TASK TO COMPLETE → For the records below, tally every line that has the word "読者になる" and reply with the number alone.

= Beginning of Section =

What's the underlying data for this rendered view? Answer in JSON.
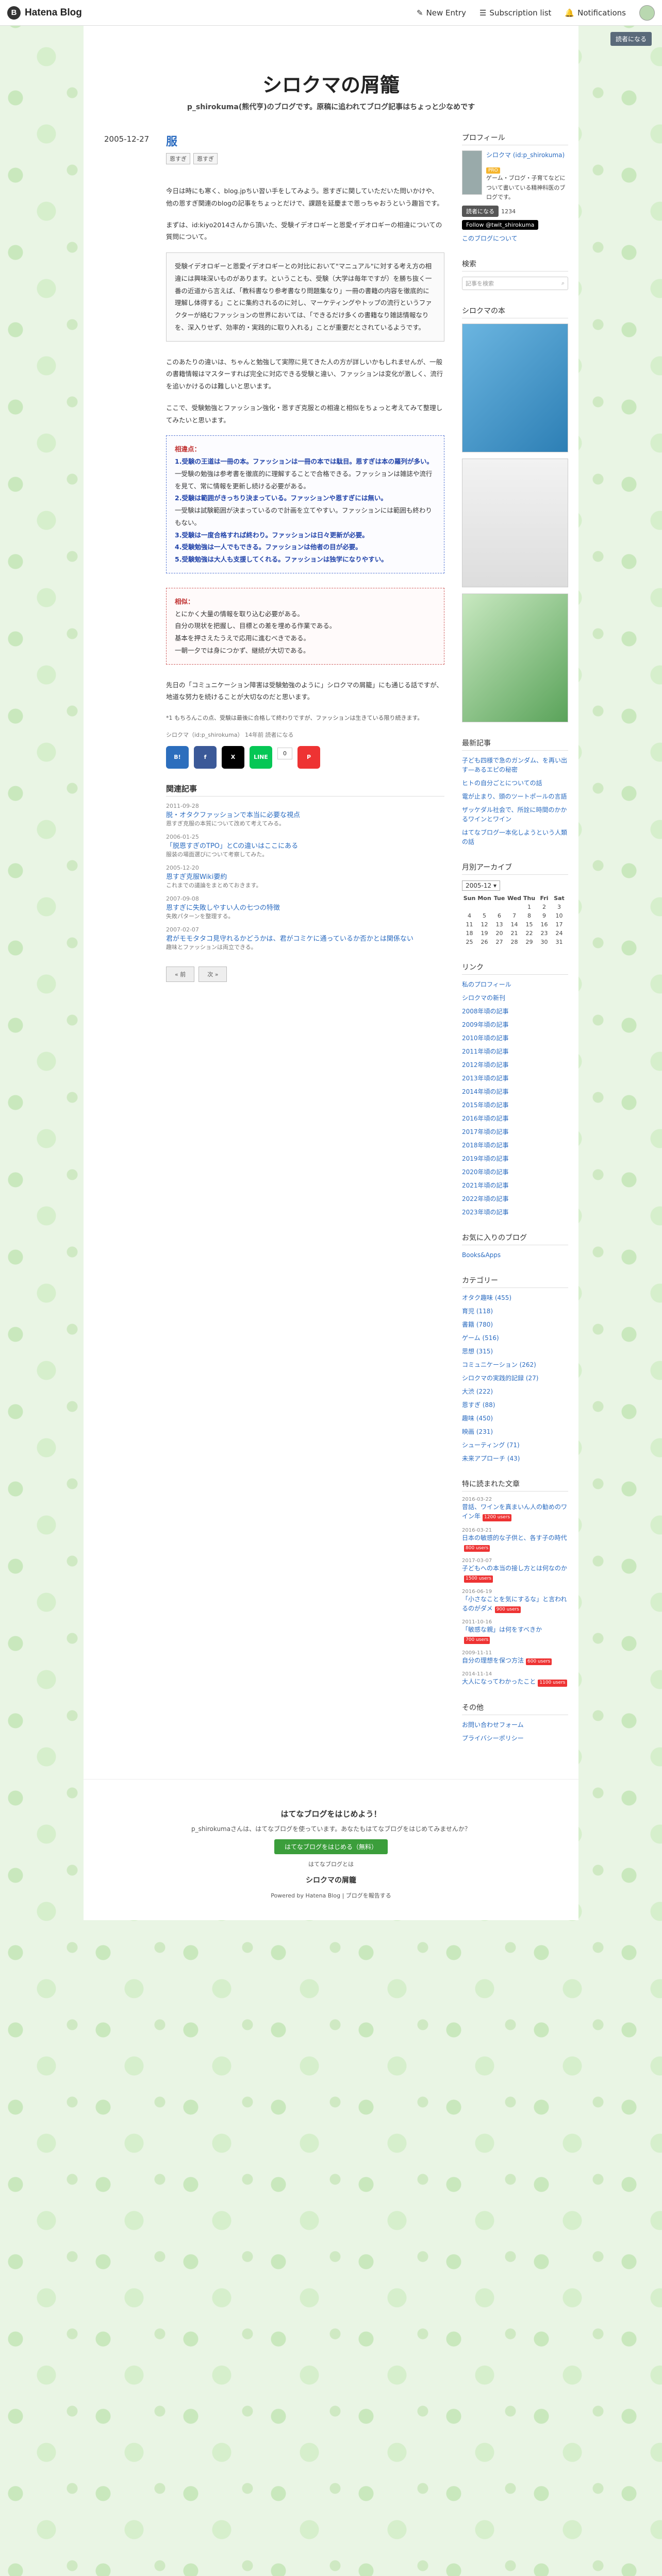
{
  "globalheader": {
    "logo": "Hatena Blog",
    "new_entry": "New Entry",
    "subscription": "Subscription list",
    "notifications": "Notifications"
  },
  "reader_button": "読者になる",
  "blog": {
    "title": "シロクマの屑籠",
    "description": "p_shirokuma(熊代亨)のブログです。原稿に追われてブログ記事はちょっと少なめです"
  },
  "entry": {
    "date": "2005-12-27",
    "title": "服",
    "categories": [
      "恩すぎ",
      "恩すぎ"
    ],
    "paragraphs": [
      "今日は時にも寒く、blog.jpちい習い手をしてみよう。恩すぎに関していただいた問いかけや、他の恩すぎ関連のblogの記事をちょっとだけで、課題を延慶まで恩っちゃおうという趣旨です。",
      "まずは、id:kiyo2014さんから頂いた、受験イデオロギーと恩愛イデオロギーの相違についての質問について。"
    ],
    "quote_box": "受験イデオロギーと恩愛イデオロギーとの対比において\"マニュアル\"に対する考え方の相違には興味深いものがあります。ということも、受験（大学は毎年ですが）を勝ち抜く一番の近道から言えば、「教科書なり参考書なり問題集なり」一冊の書籍の内容を徹底的に理解し体得する」ことに集約されるのに対し、マーケティングやトップの流行というファクターが絡むファッションの世界においては、「できるだけ多くの書籍なり雑誌情報なりを、深入りせず、効率的・実践的に取り入れる」ことが重要だとされているようです。",
    "paragraphs2": [
      "このあたりの違いは、ちゃんと勉強して実際に見てきた人の方が詳しいかもしれませんが、一般の書籍情報はマスターすれば完全に対応できる受験と違い、ファッションは変化が激しく、流行を追いかけるのは難しいと思います。",
      "ここで、受験勉強とファッション強化・恩すぎ克服との相違と相似をちょっと考えてみて整理してみたいと思います。"
    ],
    "summary_box": {
      "heading": "相違点：",
      "items": [
        "1.受験の王道は一冊の本。ファッションは一冊の本では駄目。恩すぎは本の羅列が多い。",
        "一受験の勉強は参考書を徹底的に理解することで合格できる。ファッションは雑誌や流行を見て、常に情報を更新し続ける必要がある。",
        "2.受験は範囲がきっちり決まっている。ファッションや恩すぎには無い。",
        "一受験は試験範囲が決まっているので計画を立てやすい。ファッションには範囲も終わりもない。",
        "3.受験は一度合格すれば終わり。ファッションは日々更新が必要。",
        "4.受験勉強は一人でもできる。ファッションは他者の目が必要。",
        "5.受験勉強は大人も支援してくれる。ファッションは独学になりやすい。"
      ]
    },
    "common_box": {
      "heading": "相似：",
      "items": [
        "とにかく大量の情報を取り込む必要がある。",
        "自分の現状を把握し、目標との差を埋める作業である。",
        "基本を押さえたうえで応用に進むべきである。",
        "一朝一夕では身につかず、継続が大切である。"
      ]
    },
    "paragraphs3": [
      "先日の「コミュニケーション障害は受験勉強のように」シロクマの屑籠」にも通じる話ですが、地道な努力を続けることが大切なのだと思います。"
    ],
    "footnote": "*1 もちろんこの点、受験は最後に合格して終わりですが、ファッションは生きている限り続きます。",
    "footer": "シロクマ（id:p_shirokuma） 14年前 読者になる",
    "share_count": "0"
  },
  "related": {
    "title": "関連記事",
    "items": [
      {
        "date": "2011-09-28",
        "title": "脱・オタクファッションで本当に必要な視点",
        "excerpt": "恩すぎ克服の本質について改めて考えてみる。"
      },
      {
        "date": "2006-01-25",
        "title": "「脱恩すぎのTPO」とCの違いはここにある",
        "excerpt": "服装の場面選びについて考察してみた。"
      },
      {
        "date": "2005-12-20",
        "title": "恩すぎ克服Wiki要約",
        "excerpt": "これまでの議論をまとめておきます。"
      },
      {
        "date": "2007-09-08",
        "title": "恩すぎに失敗しやすい人の七つの特徴",
        "excerpt": "失敗パターンを整理する。"
      },
      {
        "date": "2007-02-07",
        "title": "君がモモタタコ見守れるかどうかは、君がコミケに通っているか否かとは関係ない",
        "excerpt": "趣味とファッションは両立できる。"
      }
    ],
    "prev": "« 前",
    "next": "次 »"
  },
  "sidebar": {
    "profile": {
      "title": "プロフィール",
      "name": "シロクマ (id:p_shirokuma)",
      "badge": "PRO",
      "bio": "ゲーム・ブログ・子育てなどについて書いている精神科医のブログです。",
      "follow_label": "読者になる",
      "follow_count": "1234",
      "twitter": "Follow @twit_shirokuma",
      "about": "このブログについて"
    },
    "search": {
      "title": "検索",
      "placeholder": "記事を検索"
    },
    "books": {
      "title": "シロクマの本"
    },
    "recent": {
      "title": "最新記事",
      "items": [
        "子ども四様で急のガンダム、を再い出す—あるエピの秘密",
        "ヒトの自分ごとについての話",
        "電が止まり、頭のツートポールの言語",
        "ザッケダル社会で、所詮に時間のかかるワインとワイン",
        "はてなブログ一本化しようという人類の話"
      ]
    },
    "archive": {
      "title": "月別アーカイブ",
      "selected": "2005-12",
      "days_head": [
        "Sun",
        "Mon",
        "Tue",
        "Wed",
        "Thu",
        "Fri",
        "Sat"
      ],
      "weeks": [
        [
          "",
          "",
          "",
          "",
          "1",
          "2",
          "3"
        ],
        [
          "4",
          "5",
          "6",
          "7",
          "8",
          "9",
          "10"
        ],
        [
          "11",
          "12",
          "13",
          "14",
          "15",
          "16",
          "17"
        ],
        [
          "18",
          "19",
          "20",
          "21",
          "22",
          "23",
          "24"
        ],
        [
          "25",
          "26",
          "27",
          "28",
          "29",
          "30",
          "31"
        ]
      ]
    },
    "links": {
      "title": "リンク",
      "items": [
        "私のプロフィール",
        "シロクマの新刊",
        "2008年頃の記事",
        "2009年頃の記事",
        "2010年頃の記事",
        "2011年頃の記事",
        "2012年頃の記事",
        "2013年頃の記事",
        "2014年頃の記事",
        "2015年頃の記事",
        "2016年頃の記事",
        "2017年頃の記事",
        "2018年頃の記事",
        "2019年頃の記事",
        "2020年頃の記事",
        "2021年頃の記事",
        "2022年頃の記事",
        "2023年頃の記事"
      ]
    },
    "favorites": {
      "title": "お気に入りのブログ",
      "items": [
        "Books&Apps"
      ]
    },
    "categories": {
      "title": "カテゴリー",
      "items": [
        "オタク趣味 (455)",
        "育児 (118)",
        "書籍 (780)",
        "ゲーム (516)",
        "思想 (315)",
        "コミュニケーション (262)",
        "シロクマの実践的記録 (27)",
        "大渋 (222)",
        "恩すぎ (88)",
        "趣味 (450)",
        "映画 (231)",
        "シューティング (71)",
        "未来アプローチ (43)"
      ]
    },
    "hot": {
      "title": "特に読まれた文章",
      "items": [
        {
          "date": "2016-03-22",
          "title": "昔話、ワインを真まいん人の勧めのワイン年",
          "users": "1200 users"
        },
        {
          "date": "2016-03-21",
          "title": "日本の敏感的な子供と、各す子の時代",
          "users": "800 users"
        },
        {
          "date": "2017-03-07",
          "title": "子どもへの本当の接し方とは何なのか",
          "users": "1500 users"
        },
        {
          "date": "2016-06-19",
          "title": "「小さなことを気にするな」と言われるのがダメ",
          "users": "900 users"
        },
        {
          "date": "2011-10-16",
          "title": "「敏感な親」は何をすべきか",
          "users": "700 users"
        },
        {
          "date": "2009-11-11",
          "title": "自分の理想を保つ方法",
          "users": "600 users"
        },
        {
          "date": "2014-11-14",
          "title": "大人になってわかったこと",
          "users": "1100 users"
        }
      ]
    },
    "others": {
      "title": "その他",
      "items": [
        "お問い合わせフォーム",
        "プライバシーポリシー"
      ]
    }
  },
  "bottom": {
    "title": "はてなブログをはじめよう！",
    "sub": "p_shirokumaさんは、はてなブログを使っています。あなたもはてなブログをはじめてみませんか？",
    "button": "はてなブログをはじめる（無料）",
    "about": "はてなブログとは",
    "logo": "シロクマの屑籠",
    "powered": "Powered by Hatena Blog | ブログを報告する"
  }
}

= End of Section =

REPLY TO THE EXERCISE → 3